Popular procedures include widening the eyes, removal of stretch marks, and even Botox injections to remove wrinkles!
Is cosmetic surgery on pets considered animal abuse?
“Plastic surgery for pets in the past were for medical reasons, but the result also brought better-looking dogs, so there is a growing customer base getting plastic surgery for cosmetic reasons on their dogs,” one unnamed veterinarian told the Chosun Ilbo, according to Kotaku.
Pet owners may refer to show dogs as to how their pets are supposed to look. They perform unnecessary cosmetic surgery purely for aesthetic purposes. None of these procedures improve the life of the pet and are merely representative of the owner’s vanity.
In a study conducted by South Korean veterinarians, over 60% of the pet owners polled stated that plastic surgery for dogs should be illegal. The majority of pet owners are enraged by those pet owners who treat their pets as ornaments or decorations. Pets are altered to appear cuter and attractive.
On the other hand, advocates of cosmetic surgery on pets claim that pets belong to the pet owners. If the pet owners are the ones who care for and attend to the pets, they should be allowed to give consensus for cosmetic surgery.
Cosmetic surgery may be medically necessary.
The non-pet-owning public who are appalled by pets’ cosmetic surgery should be aware that there are reasons that may constitute medical necessity to have cosmetic surgery. Some procedures are compulsory to improve the health and welfare of their pets.

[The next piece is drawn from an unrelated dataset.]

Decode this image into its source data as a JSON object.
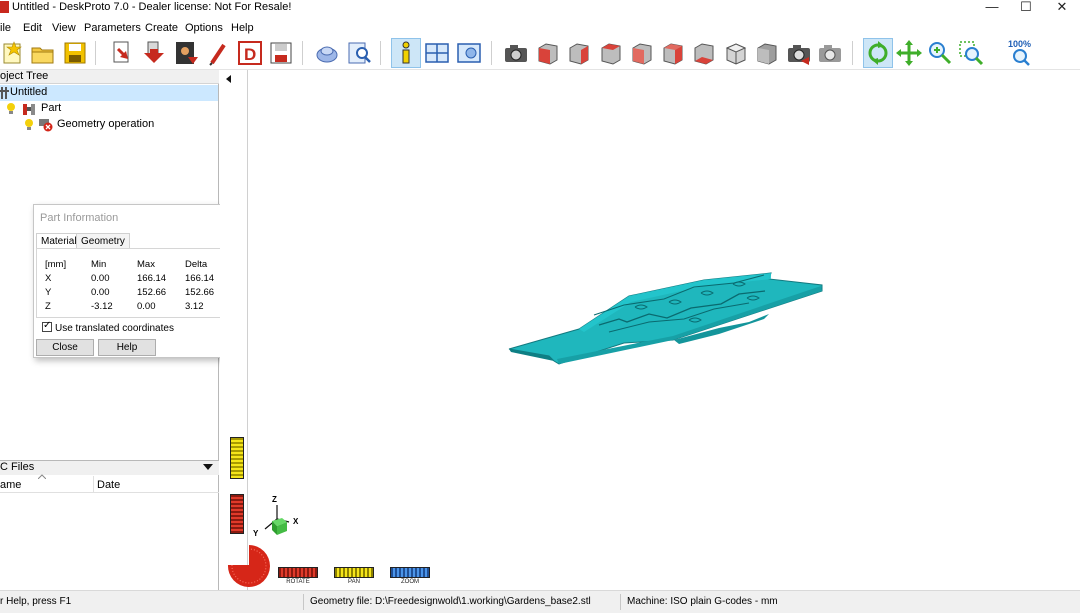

According to the Animal Medical Center of Southern California, the most common surgery include entropion and ectropion surgery (“eye lift or tuck”), nasal alar fold and deviated septum surgery (“nose job”), cheiloplasty (“facelift”), facial fold reductions, orthodontic and maxillofacial surgery, breast reduction, vaginal fold and tail fold pyoderma surgery, skin grafting and myocutaneous flap surgeries, and the placement of prosthetic implants for limb salvage procedures.
We need to know where to draw the line. If cosmetic surgery is medically beneficial, then go ahead; but if it serves no known medical benefits, then we should not put our pets under the knife.